=== Entries shown ===

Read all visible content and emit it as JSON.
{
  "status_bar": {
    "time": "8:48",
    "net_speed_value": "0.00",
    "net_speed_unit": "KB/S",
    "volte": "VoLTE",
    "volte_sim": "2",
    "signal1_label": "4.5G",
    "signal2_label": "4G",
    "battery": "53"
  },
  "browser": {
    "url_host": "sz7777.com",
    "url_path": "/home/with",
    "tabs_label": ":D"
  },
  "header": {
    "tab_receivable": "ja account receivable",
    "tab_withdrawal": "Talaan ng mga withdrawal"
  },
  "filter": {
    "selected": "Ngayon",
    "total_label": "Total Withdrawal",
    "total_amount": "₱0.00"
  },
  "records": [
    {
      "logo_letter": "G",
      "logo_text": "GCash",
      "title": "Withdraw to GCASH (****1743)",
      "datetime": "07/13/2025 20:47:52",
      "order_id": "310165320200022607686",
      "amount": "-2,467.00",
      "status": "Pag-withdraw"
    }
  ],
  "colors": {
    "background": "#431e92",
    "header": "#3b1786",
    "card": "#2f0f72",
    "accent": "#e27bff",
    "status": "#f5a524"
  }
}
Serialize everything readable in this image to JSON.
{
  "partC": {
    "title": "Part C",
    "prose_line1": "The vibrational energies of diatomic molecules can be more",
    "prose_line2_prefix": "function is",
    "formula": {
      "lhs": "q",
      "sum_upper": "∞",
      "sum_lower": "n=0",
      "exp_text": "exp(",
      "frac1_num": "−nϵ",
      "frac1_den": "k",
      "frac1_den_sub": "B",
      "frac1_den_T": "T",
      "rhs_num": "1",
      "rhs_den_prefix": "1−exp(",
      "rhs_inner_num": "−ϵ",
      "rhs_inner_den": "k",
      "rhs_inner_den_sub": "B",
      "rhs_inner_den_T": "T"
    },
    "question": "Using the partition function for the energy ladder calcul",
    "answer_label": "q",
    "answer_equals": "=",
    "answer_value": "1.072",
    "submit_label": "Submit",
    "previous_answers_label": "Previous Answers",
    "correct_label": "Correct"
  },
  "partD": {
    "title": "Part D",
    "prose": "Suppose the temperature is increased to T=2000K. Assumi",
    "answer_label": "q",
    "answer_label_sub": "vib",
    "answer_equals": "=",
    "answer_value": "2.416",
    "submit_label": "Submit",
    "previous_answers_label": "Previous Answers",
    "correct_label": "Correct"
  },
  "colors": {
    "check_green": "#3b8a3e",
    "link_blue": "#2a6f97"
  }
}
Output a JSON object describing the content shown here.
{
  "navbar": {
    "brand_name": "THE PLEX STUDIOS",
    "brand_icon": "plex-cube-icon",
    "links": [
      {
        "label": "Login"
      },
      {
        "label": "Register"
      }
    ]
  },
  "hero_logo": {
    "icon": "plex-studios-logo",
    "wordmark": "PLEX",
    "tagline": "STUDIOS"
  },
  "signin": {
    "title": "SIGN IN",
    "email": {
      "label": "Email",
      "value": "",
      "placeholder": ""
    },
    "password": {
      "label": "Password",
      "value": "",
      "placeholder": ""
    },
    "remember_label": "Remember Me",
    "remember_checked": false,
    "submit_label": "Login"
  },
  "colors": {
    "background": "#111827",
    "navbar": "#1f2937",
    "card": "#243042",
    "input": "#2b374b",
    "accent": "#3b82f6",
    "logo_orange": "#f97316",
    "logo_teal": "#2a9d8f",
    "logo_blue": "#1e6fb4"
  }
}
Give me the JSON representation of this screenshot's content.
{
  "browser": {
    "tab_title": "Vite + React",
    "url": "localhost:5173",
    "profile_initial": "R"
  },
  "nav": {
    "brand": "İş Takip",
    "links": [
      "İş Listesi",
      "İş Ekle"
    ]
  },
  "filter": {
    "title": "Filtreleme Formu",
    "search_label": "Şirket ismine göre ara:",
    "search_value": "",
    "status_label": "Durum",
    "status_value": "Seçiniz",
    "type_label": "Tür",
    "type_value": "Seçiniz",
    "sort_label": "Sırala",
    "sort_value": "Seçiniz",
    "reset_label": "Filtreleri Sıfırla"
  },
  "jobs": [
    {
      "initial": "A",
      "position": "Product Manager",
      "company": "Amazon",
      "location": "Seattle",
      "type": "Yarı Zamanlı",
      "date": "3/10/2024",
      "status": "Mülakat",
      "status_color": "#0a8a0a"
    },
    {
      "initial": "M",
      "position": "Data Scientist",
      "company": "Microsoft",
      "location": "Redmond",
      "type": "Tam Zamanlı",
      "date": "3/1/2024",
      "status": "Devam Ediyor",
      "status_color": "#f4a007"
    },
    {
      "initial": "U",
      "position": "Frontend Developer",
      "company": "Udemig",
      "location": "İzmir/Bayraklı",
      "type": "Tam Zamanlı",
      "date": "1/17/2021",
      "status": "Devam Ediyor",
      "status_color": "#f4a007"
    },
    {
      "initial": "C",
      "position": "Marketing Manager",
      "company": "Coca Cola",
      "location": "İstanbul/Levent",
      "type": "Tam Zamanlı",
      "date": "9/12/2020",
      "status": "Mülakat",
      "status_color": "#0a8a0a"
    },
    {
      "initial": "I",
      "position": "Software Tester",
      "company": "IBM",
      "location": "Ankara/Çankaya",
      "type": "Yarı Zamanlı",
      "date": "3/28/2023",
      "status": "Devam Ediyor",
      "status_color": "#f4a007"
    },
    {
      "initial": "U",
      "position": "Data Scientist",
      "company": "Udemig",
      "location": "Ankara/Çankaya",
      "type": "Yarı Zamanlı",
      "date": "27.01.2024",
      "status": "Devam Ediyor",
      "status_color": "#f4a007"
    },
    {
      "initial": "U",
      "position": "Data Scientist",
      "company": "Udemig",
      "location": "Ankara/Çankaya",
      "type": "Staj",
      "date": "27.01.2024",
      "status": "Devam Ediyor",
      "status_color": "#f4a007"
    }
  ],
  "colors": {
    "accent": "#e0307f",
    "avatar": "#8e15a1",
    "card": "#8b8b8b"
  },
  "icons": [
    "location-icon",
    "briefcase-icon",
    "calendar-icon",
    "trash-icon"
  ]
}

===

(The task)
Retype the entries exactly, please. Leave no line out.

(Your solution)
Read all visible content and emit it as JSON.
{
  "status_bar": {
    "time": "8:48",
    "net_speed_value": "0.00",
    "net_speed_unit": "KB/S",
    "volte": "VoLTE",
    "volte_sim": "2",
    "signal1_label": "4.5G",
    "signal2_label": "4G",
    "battery": "53"
  },
  "browser": {
    "url_host": "sz7777.com",
    "url_path": "/home/with",
    "tabs_label": ":D"
  },
  "header": {
    "tab_receivable": "ja account receivable",
    "tab_withdrawal": "Talaan ng mga withdrawal"
  },
  "filter": {
    "selected": "Ngayon",
    "total_label": "Total Withdrawal",
    "total_amount": "₱0.00"
  },
  "records": [
    {
      "logo_letter": "G",
      "logo_text": "GCash",
      "title": "Withdraw to GCASH (****1743)",
      "datetime": "07/13/2025 20:47:52",
      "order_id": "310165320200022607686",
      "amount": "-2,467.00",
      "status": "Pag-withdraw"
    }
  ],
  "colors": {
    "background": "#431e92",
    "header": "#3b1786",
    "card": "#2f0f72",
    "accent": "#e27bff",
    "status": "#f5a524"
  }
}
Serialize everything readable in this image to JSON.
{
  "partC": {
    "title": "Part C",
    "prose_line1": "The vibrational energies of diatomic molecules can be more",
    "prose_line2_prefix": "function is",
    "formula": {
      "lhs": "q",
      "sum_upper": "∞",
      "sum_lower": "n=0",
      "exp_text": "exp(",
      "frac1_num": "−nϵ",
      "frac1_den": "k",
      "frac1_den_sub": "B",
      "frac1_den_T": "T",
      "rhs_num": "1",
      "rhs_den_prefix": "1−exp(",
      "rhs_inner_num": "−ϵ",
      "rhs_inner_den": "k",
      "rhs_inner_den_sub": "B",
      "rhs_inner_den_T": "T"
    },
    "question": "Using the partition function for the energy ladder calcul",
    "answer_label": "q",
    "answer_equals": "=",
    "answer_value": "1.072",
    "submit_label": "Submit",
    "previous_answers_label": "Previous Answers",
    "correct_label": "Correct"
  },
  "partD": {
    "title": "Part D",
    "prose": "Suppose the temperature is increased to T=2000K. Assumi",
    "answer_label": "q",
    "answer_label_sub": "vib",
    "answer_equals": "=",
    "answer_value": "2.416",
    "submit_label": "Submit",
    "previous_answers_label": "Previous Answers",
    "correct_label": "Correct"
  },
  "colors": {
    "check_green": "#3b8a3e",
    "link_blue": "#2a6f97"
  }
}
Output a JSON object describing the content shown here.
{
  "navbar": {
    "brand_name": "THE PLEX STUDIOS",
    "brand_icon": "plex-cube-icon",
    "links": [
      {
        "label": "Login"
      },
      {
        "label": "Register"
      }
    ]
  },
  "hero_logo": {
    "icon": "plex-studios-logo",
    "wordmark": "PLEX",
    "tagline": "STUDIOS"
  },
  "signin": {
    "title": "SIGN IN",
    "email": {
      "label": "Email",
      "value": "",
      "placeholder": ""
    },
    "password": {
      "label": "Password",
      "value": "",
      "placeholder": ""
    },
    "remember_label": "Remember Me",
    "remember_checked": false,
    "submit_label": "Login"
  },
  "colors": {
    "background": "#111827",
    "navbar": "#1f2937",
    "card": "#243042",
    "input": "#2b374b",
    "accent": "#3b82f6",
    "logo_orange": "#f97316",
    "logo_teal": "#2a9d8f",
    "logo_blue": "#1e6fb4"
  }
}
Give me the JSON representation of this screenshot's content.
{
  "browser": {
    "tab_title": "Vite + React",
    "url": "localhost:5173",
    "profile_initial": "R"
  },
  "nav": {
    "brand": "İş Takip",
    "links": [
      "İş Listesi",
      "İş Ekle"
    ]
  },
  "filter": {
    "title": "Filtreleme Formu",
    "search_label": "Şirket ismine göre ara:",
    "search_value": "",
    "status_label": "Durum",
    "status_value": "Seçiniz",
    "type_label": "Tür",
    "type_value": "Seçiniz",
    "sort_label": "Sırala",
    "sort_value": "Seçiniz",
    "reset_label": "Filtreleri Sıfırla"
  },
  "jobs": [
    {
      "initial": "A",
      "position": "Product Manager",
      "company": "Amazon",
      "location": "Seattle",
      "type": "Yarı Zamanlı",
      "date": "3/10/2024",
      "status": "Mülakat",
      "status_color": "#0a8a0a"
    },
    {
      "initial": "M",
      "position": "Data Scientist",
      "company": "Microsoft",
      "location": "Redmond",
      "type": "Tam Zamanlı",
      "date": "3/1/2024",
      "status": "Devam Ediyor",
      "status_color": "#f4a007"
    },
    {
      "initial": "U",
      "position": "Frontend Developer",
      "company": "Udemig",
      "location": "İzmir/Bayraklı",
      "type": "Tam Zamanlı",
      "date": "1/17/2021",
      "status": "Devam Ediyor",
      "status_color": "#f4a007"
    },
    {
      "initial": "C",
      "position": "Marketing Manager",
      "company": "Coca Cola",
      "location": "İstanbul/Levent",
      "type": "Tam Zamanlı",
      "date": "9/12/2020",
      "status": "Mülakat",
      "status_color": "#0a8a0a"
    },
    {
      "initial": "I",
      "position": "Software Tester",
      "company": "IBM",
      "location": "Ankara/Çankaya",
      "type": "Yarı Zamanlı",
      "date": "3/28/2023",
      "status": "Devam Ediyor",
      "status_color": "#f4a007"
    },
    {
      "initial": "U",
      "position": "Data Scientist",
      "company": "Udemig",
      "location": "Ankara/Çankaya",
      "type": "Yarı Zamanlı",
      "date": "27.01.2024",
      "status": "Devam Ediyor",
      "status_color": "#f4a007"
    },
    {
      "initial": "U",
      "position": "Data Scientist",
      "company": "Udemig",
      "location": "Ankara/Çankaya",
      "type": "Staj",
      "date": "27.01.2024",
      "status": "Devam Ediyor",
      "status_color": "#f4a007"
    }
  ],
  "colors": {
    "accent": "#e0307f",
    "avatar": "#8e15a1",
    "card": "#8b8b8b"
  },
  "icons": [
    "location-icon",
    "briefcase-icon",
    "calendar-icon",
    "trash-icon"
  ]
}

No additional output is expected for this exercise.